Nonprofits and the California Consumer Privacy Act
The new California Consumer Privacy Act of 2018 (CCPA) will come into effect January 1, 2020. In most situations, nonprofits won’t be subject to the law—but in some cases they necessarily will be and/or will otherwise need to comply. By turning attention to the issue now, nonprofit organizations can ensure, if necessary, compliance with the new law without significant business disruption.
Are You Subject to the Law?
By its express provisions, the CCPA generally does not apply to nonprofit entities. That said, it would apply (or be otherwise directly relevant) to a nonprofit that
- controls or is controlled by a for-profit entity subject to the act;
- operates under a brand name it shares with a for-profit entity (e.g., a co-branded corporate foundation);
- enters a joint-venture with a for-profit subject to the act; or

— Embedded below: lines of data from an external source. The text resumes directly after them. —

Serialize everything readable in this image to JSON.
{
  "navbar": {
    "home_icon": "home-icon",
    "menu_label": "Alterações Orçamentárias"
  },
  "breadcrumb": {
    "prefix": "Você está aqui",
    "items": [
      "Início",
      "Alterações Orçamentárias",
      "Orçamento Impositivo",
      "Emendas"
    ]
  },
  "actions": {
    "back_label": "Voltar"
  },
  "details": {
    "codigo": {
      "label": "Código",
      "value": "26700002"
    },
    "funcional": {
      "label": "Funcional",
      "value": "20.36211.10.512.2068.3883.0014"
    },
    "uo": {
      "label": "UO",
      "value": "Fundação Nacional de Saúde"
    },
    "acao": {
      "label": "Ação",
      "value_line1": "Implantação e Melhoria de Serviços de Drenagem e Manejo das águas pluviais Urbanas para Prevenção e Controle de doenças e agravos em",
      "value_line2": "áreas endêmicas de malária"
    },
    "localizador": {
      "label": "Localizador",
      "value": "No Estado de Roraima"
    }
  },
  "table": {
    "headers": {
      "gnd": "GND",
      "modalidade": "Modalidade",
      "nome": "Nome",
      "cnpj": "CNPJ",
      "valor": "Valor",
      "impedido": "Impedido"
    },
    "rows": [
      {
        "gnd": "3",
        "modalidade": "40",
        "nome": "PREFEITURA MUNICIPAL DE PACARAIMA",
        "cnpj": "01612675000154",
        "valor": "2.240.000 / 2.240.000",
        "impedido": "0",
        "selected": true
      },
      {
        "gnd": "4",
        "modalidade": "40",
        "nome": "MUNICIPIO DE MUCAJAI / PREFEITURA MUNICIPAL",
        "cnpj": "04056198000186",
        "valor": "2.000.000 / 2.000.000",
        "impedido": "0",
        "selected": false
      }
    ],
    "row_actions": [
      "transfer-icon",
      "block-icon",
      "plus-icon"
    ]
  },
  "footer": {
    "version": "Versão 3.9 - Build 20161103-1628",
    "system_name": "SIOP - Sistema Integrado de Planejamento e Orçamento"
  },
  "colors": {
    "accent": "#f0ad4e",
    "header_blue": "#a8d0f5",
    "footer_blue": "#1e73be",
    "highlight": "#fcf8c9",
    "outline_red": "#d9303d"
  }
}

- contracts with an entity through an agreement that requires compliance with the CCPA.
If your nonprofit falls into any of these categories, you should pay close attention to the requirements of the act. But even if it doesn’t, the act codifies the general privacy principles individuals have come to expect from those collecting and using their data. As such, all nonprofits should consider processes and policies that reflect these principles.
What Does the Act Require?
The CCPA provides consumers with four basic rights relating to their personal information:
- The Right to Know
At least two methods for a consumer to request that the company identify the personal information in its possession must be provided, including, at a minimum, a toll-free number and a link on the company web site. Such a request will need to be fulfilled by the company without charge and within 45 days after receipt of the request (with the possibility of additional time where reasonably necessary and requested).
- The Right to Opt Out
Companies that provide consumer personal information to third parties must enable consumers to “opt out” of having her/his information transferred. The opt-out/opt-in requirements are different for consumers under 16. In short, companies may not sell personal information of consumers age 13 to 16 without express “opt in,” and for consumers under age 13, the company may not sell her/his personal information without “opt in” from the consumer’s parent or guardian.
- The Right to Control and Be Forgotten
As noted above, consumers must be able to request the deletion of their personal information. This latter right to be forgotten, however, is not a blanket right and has limitation. Personal information need not be deleted, even after a request for such deletion by a consumer, when the information is, among other things, required to comply with a legal obligation or applicable laws (e.g., tax laws).
Note that where a company has a need to hold personal information, it may only hold and use that data for that specific purpose. If, for example, the company needs to hold the data for evidence of a tax-deductible donation, it may not be used to provide marketing materials to the donor or any other purpose outside of storage for legal compliance.
- The Right to Exercise Privacy Rights Without Prejudice
Companies may not discriminate against consumers who exercise their rights under the CCPA. That is, a company may not deny customers services, provide different goods or services, or charge customers different prices depending on whether they opt-out or otherwise take advantage of their rights under the CCPA. That said, the law nonetheless permits loyalty programs and other financial incentives that benefit those who don’t opt out.
What to Do to Get Ready?
January is coming. While the CCPA will not be directly applicable to many nonprofit organizations, each organization should be determining applicability and, in any event, considering the evolving privacy principles. Organizations should be discussing the issues with stakeholders within the company, primarily those interested in collecting and using the information (usually the marketing and donor relations departments) and those that control the technical collection of data (IT). It is important that both stakeholders provide input and understand the issues as it is common for systems to collect information that, for example, marketers were not actually looking to collect.
Nate Garhart is special counsel at Farella Braun + Martel. He counsels clients on internet issues, online privacy policies, and customer communication compliance with current laws such as the European Union’s GDPR and the California Consumer Privacy Act. Mr. Garhart’s practice also focuses on maximizing the value of trademark and copyright properties. He can be reached at (415) 954-4425.